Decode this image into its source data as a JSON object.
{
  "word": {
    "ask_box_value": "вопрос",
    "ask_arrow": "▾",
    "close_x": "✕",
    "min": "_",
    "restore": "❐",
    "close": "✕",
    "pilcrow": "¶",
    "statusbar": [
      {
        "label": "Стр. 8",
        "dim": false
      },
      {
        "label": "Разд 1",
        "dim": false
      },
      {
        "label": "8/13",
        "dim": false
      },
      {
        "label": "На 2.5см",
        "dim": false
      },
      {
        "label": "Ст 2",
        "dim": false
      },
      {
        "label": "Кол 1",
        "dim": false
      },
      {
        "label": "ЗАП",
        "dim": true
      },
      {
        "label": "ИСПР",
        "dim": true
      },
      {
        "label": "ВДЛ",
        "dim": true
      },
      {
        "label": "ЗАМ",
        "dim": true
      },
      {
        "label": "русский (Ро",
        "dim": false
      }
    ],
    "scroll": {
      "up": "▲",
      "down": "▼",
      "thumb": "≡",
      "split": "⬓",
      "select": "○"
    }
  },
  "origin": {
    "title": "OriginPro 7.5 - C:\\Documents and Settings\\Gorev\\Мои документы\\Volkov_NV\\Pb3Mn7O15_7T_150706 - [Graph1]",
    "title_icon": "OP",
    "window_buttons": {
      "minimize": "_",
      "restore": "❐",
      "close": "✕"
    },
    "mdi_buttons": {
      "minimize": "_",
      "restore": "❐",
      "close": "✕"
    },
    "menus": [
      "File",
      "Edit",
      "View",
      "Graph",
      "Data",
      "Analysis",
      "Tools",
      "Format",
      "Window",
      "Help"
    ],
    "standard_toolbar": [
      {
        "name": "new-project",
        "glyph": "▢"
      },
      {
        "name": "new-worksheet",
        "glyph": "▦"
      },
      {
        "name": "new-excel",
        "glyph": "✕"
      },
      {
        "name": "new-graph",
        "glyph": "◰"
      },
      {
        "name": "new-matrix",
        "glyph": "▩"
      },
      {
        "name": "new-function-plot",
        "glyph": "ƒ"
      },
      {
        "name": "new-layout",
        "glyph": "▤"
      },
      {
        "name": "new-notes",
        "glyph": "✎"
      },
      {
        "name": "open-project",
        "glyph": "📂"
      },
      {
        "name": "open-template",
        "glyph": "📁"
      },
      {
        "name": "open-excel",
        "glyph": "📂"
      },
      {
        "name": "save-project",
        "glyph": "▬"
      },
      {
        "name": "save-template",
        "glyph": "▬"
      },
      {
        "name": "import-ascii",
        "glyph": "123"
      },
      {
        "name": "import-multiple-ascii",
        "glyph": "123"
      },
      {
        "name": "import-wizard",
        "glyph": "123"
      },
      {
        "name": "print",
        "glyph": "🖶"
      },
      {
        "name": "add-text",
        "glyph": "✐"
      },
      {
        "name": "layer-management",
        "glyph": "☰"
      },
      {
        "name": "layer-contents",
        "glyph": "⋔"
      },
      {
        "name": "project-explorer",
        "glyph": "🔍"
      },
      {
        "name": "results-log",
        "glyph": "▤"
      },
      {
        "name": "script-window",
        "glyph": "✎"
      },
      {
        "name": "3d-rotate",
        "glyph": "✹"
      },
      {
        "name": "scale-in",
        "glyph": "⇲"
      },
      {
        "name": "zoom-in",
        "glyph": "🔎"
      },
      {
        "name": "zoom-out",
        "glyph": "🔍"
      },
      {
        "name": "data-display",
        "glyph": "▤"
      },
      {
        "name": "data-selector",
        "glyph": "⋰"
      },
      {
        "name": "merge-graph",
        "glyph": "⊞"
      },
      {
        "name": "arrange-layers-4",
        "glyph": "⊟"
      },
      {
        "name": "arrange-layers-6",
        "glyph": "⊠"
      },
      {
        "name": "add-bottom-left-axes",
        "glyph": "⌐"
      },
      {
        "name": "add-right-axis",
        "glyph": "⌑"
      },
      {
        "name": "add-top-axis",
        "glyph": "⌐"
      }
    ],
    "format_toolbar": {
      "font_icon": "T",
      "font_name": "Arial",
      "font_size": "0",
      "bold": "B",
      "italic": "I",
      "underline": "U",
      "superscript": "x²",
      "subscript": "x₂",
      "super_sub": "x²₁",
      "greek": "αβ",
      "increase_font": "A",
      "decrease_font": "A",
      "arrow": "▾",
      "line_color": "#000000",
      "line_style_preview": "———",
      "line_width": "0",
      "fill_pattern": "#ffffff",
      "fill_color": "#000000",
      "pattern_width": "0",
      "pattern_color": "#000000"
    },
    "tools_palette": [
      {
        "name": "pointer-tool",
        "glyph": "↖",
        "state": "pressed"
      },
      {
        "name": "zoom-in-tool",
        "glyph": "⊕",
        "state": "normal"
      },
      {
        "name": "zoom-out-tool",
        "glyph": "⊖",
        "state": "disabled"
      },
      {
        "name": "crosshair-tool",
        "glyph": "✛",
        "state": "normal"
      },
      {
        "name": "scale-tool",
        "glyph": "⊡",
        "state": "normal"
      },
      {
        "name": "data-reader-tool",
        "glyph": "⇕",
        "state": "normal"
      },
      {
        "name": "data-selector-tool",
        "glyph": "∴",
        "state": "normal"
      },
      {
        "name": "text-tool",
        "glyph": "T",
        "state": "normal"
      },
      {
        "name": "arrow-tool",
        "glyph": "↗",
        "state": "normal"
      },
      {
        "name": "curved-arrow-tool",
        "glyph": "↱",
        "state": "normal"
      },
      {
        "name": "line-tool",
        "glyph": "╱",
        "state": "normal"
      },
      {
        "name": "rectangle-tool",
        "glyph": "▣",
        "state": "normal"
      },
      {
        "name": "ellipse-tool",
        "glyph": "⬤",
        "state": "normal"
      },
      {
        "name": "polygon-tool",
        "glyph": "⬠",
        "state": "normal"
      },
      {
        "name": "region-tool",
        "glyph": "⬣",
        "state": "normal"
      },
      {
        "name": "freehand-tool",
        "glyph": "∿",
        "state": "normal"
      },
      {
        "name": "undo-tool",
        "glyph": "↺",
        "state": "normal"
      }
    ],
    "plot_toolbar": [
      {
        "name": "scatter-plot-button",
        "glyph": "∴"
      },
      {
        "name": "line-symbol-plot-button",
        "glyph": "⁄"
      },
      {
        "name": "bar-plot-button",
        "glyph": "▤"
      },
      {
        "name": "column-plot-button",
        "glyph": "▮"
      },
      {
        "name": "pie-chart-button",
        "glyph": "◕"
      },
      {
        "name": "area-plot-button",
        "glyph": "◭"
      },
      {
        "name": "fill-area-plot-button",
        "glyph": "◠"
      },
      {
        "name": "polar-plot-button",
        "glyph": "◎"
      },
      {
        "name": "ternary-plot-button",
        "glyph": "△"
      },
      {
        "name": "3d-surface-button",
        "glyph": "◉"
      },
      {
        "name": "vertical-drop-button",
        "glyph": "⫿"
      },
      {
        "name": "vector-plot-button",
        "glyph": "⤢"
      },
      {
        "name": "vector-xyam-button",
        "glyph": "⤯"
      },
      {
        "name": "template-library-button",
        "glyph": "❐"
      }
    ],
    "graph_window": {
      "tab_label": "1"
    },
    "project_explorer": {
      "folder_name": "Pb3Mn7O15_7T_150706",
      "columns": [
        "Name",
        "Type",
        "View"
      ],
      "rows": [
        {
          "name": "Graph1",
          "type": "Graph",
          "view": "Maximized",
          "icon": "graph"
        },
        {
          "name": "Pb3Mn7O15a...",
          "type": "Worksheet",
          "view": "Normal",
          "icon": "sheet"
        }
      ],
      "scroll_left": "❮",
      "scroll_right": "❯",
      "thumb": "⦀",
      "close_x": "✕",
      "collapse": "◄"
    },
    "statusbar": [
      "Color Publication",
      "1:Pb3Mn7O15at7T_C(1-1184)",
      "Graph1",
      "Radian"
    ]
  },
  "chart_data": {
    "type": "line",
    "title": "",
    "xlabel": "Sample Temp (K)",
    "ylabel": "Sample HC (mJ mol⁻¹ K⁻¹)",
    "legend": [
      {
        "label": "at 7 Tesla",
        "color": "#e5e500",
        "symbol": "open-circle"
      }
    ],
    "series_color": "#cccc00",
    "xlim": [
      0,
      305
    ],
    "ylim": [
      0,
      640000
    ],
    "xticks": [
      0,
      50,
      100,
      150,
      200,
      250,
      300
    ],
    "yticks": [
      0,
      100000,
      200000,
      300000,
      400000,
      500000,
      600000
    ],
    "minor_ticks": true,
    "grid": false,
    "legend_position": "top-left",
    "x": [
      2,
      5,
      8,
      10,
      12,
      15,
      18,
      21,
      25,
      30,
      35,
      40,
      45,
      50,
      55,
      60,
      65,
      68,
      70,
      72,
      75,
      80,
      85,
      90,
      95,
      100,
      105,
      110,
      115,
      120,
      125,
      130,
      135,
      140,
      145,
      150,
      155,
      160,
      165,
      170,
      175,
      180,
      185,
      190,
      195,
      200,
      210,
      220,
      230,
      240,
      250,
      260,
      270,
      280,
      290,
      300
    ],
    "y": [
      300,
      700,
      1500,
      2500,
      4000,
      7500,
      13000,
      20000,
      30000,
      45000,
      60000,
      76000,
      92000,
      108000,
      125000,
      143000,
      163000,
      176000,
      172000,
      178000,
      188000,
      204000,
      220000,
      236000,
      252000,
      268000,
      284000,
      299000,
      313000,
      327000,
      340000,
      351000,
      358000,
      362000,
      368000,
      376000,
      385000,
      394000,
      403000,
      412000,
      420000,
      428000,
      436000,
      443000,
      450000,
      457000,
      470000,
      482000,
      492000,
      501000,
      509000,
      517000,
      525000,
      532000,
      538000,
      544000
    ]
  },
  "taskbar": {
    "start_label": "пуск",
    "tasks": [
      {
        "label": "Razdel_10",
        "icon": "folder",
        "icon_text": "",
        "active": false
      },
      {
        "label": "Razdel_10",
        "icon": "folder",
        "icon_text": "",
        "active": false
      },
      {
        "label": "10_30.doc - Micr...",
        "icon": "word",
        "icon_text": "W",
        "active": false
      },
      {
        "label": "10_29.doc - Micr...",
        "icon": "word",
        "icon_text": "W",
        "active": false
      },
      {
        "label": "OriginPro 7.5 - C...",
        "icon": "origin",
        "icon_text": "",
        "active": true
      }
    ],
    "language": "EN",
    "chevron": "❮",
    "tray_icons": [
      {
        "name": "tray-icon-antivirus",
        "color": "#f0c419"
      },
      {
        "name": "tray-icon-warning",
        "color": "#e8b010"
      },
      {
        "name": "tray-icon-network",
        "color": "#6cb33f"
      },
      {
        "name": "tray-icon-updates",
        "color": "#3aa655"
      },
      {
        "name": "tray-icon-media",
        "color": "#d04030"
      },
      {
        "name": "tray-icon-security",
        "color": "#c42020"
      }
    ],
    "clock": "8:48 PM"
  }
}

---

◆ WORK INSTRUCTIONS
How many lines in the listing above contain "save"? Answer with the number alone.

◆ WRITTEN ANSWER
2